I found the events in Mississippi after the Civil War more interesting. After Federal troops pulled out of the state, former Confederates set to right the wrongs brought about by the Civil War. Conditions for blacks were in some ways worse--something seen first-hand by Knight. By then, Knight had taken a former slave, Rachel, as his common-law wife and they had five children together. He pretty much deserted his white wife. Conditions in Mississippi continued to be bad, well into the 20th Century. The 13th Amendment outlawing slavery was not ratified in Mississippi until 1995.
The State of Jones was not always engaging and I found good parts of this book slow-going and uninteresting. Also, the book was missing tools that would have aided the reader. The authors should have included maps of Jones County, Corinth and Vicksburg. A Knight family tree would have also been helpful.
The State of Jones is being made into a movie. I just hope that the movie is better than the book.
3 of 3 people found the following review helpful
This is the most interesting book I've read about the Civil War. It is well researched, well written, and gripping.

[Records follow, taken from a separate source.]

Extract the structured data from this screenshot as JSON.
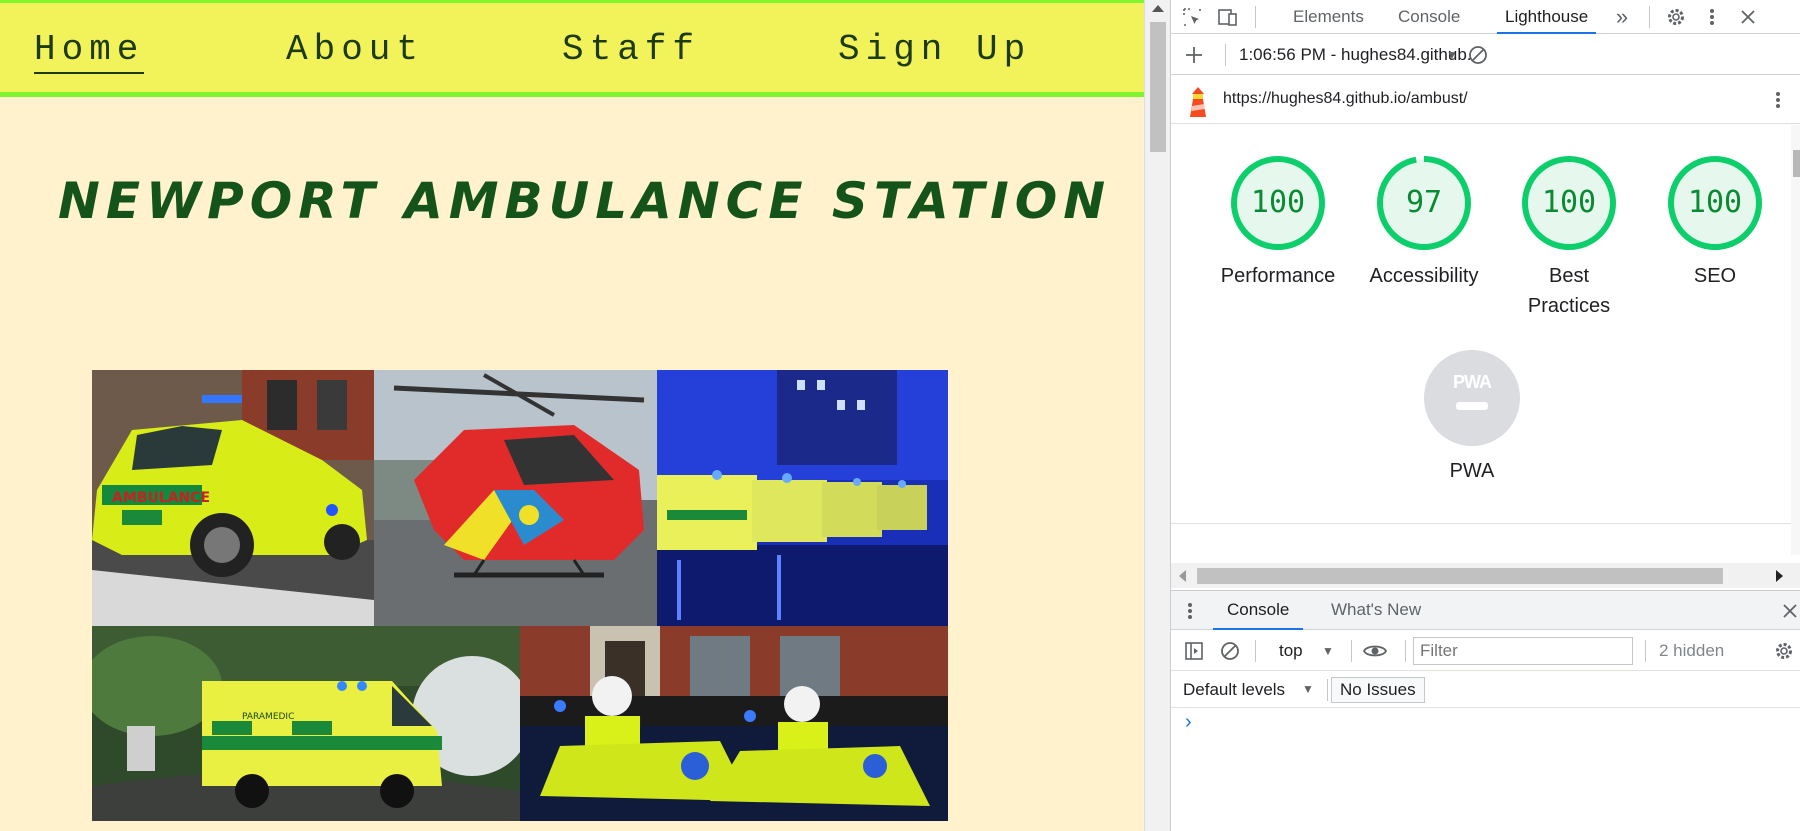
{
  "site": {
    "nav": [
      {
        "label": "Home",
        "active": true
      },
      {
        "label": "About",
        "active": false
      },
      {
        "label": "Staff",
        "active": false
      },
      {
        "label": "Sign Up",
        "active": false
      }
    ],
    "title": "NEWPORT AMBULANCE STATION",
    "colors": {
      "nav_bg": "#f2f25a",
      "nav_border": "#7ff52e",
      "page_bg": "#fff2cc",
      "title": "#14531a"
    }
  },
  "devtools": {
    "tabs": [
      "Elements",
      "Console",
      "Lighthouse"
    ],
    "active_tab": "Lighthouse",
    "more_tabs_icon": "chevron-double-right-icon",
    "report_selector": "1:06:56 PM - hughes84.github.",
    "url": "https://hughes84.github.io/ambust/",
    "scores": [
      {
        "label": "Performance",
        "value": 100
      },
      {
        "label": "Accessibility",
        "value": 97
      },
      {
        "label": "Best Practices",
        "value": 100
      },
      {
        "label": "SEO",
        "value": 100
      }
    ],
    "pwa": {
      "badge": "PWA",
      "label": "PWA"
    },
    "drawer": {
      "tabs": [
        "Console",
        "What's New"
      ],
      "active_tab": "Console",
      "context": "top",
      "filter_placeholder": "Filter",
      "hidden_count": "2 hidden",
      "levels": "Default levels",
      "issues": "No Issues",
      "prompt": "›"
    },
    "colors": {
      "score_pass": "#0cce6b",
      "score_text": "#0b8a34",
      "accent": "#1a73e8",
      "pwa_grey": "#dadce0"
    }
  }
}
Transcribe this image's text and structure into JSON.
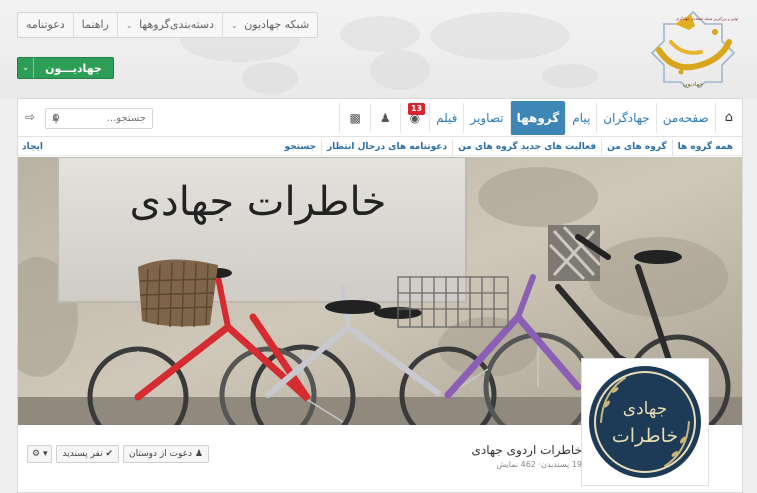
{
  "top_nav": {
    "items": [
      {
        "label": "شبکه جهادیون",
        "caret": "⌄"
      },
      {
        "label": "دسته‌بندی‌گروهها",
        "caret": "⌄"
      },
      {
        "label": "راهنما",
        "caret": ""
      },
      {
        "label": "دعوتنامه",
        "caret": ""
      }
    ]
  },
  "site_button": {
    "label": "جهادیـــون",
    "chevron": "⌄"
  },
  "logo": {
    "tagline": "اولین و بزرگترین شبکه اجتماعی جهادگران",
    "wordmark": "جهادیون"
  },
  "main_nav": {
    "home_icon": "home-icon",
    "tabs": [
      "صفحه‌من",
      "جهادگران",
      "پیام",
      "گروهها",
      "تصاویر",
      "فیلم"
    ],
    "active_tab": "گروهها",
    "notification_count": "13",
    "search_placeholder": "جستجو..."
  },
  "sub_nav": {
    "items": [
      "همه گروه ها",
      "گروه های من",
      "فعالیت های جدید گروه های من",
      "دعوتنامه های درحال انتظار",
      "جستجو"
    ],
    "create_label": "ایجاد"
  },
  "cover": {
    "sign_text": "خاطرات جهادی"
  },
  "group": {
    "name": "خاطرات اردوی جهادی",
    "stats": "19 پسندیدن· 462 نمایش",
    "avatar_text_1": "خاطرات",
    "avatar_text_2": "جهادی"
  },
  "actions": {
    "invite_label": "دعوت از دوستان",
    "like_label": "نفر پسندید",
    "gear_caret": "▾"
  },
  "colors": {
    "active_tab": "#3d86b5",
    "site_button": "#2e9e57",
    "badge": "#d9232d",
    "link": "#2a7ab8"
  }
}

The book covers the life of Newton Knight, a man in Mississippi who is against slavery, is conscripted into the Confederate Army, who leaves twice, and eventually becomes the leader of a group of Unionists fighting against the Confederates in Jones County Mississippi.
Through his story, it traces the politics and social environment of the South, before during and after the Civil War, and how that reflects in the lives of Newt and his two families... one with his white wife and one with his black wife.
What is wonderful about this book is not only is it fascinating, but it puts you into the lives of the characters. In fact, it is so immersive that towards the end I regretted that there weren't more photographs, only to realize there weren't any photographs...
I hope that school systems find a way to put books like this into high schools... it might lead to far more students interested in history.
If you are interested in the Civil War, or US History in general, I highly recommend this book. It is a great read.
26 of 36 people found the following review helpful
on July 17, 2009
The story of Southern dissenters during the Civil War is an important one, as is the story of Jones County's role in the conflict. But this book falls far short of doing justice to its topic. The authors make virtually no attempt to place Jones County and Newton Knight in the larger context of Southern dissent. They barely acknowledge that such a context even existed. This is far too much of a book on military actions like Corinth, Vicksburg, and Sherman's March, etc., and far too little a book about Southern dissent and Newton Knight's band of anti-Confederates in Jones County. Much, perhaps most, of what the authors say about Knight is conjecture, and the rest is essentially a rip-off of Victoria Bynum's far superior work, THE FREE STATE OF JONES: MISSISSIPPI'S LONGEST CIVIL WAR (2001). In fact, it appears that the authors, or Jim Kelly, their research helper, simply gathered up Bynum's hard-worked, original research and threw together a half-fiction/half-history tale that has already been much better told by Bynum. Jenkins and Stauffer have taken us a giant step backward in our efforts to get at a better understanding of Jones County, Newton Knight, and their place in the broader study of Southern dissent. For the real story, read Bynum's book.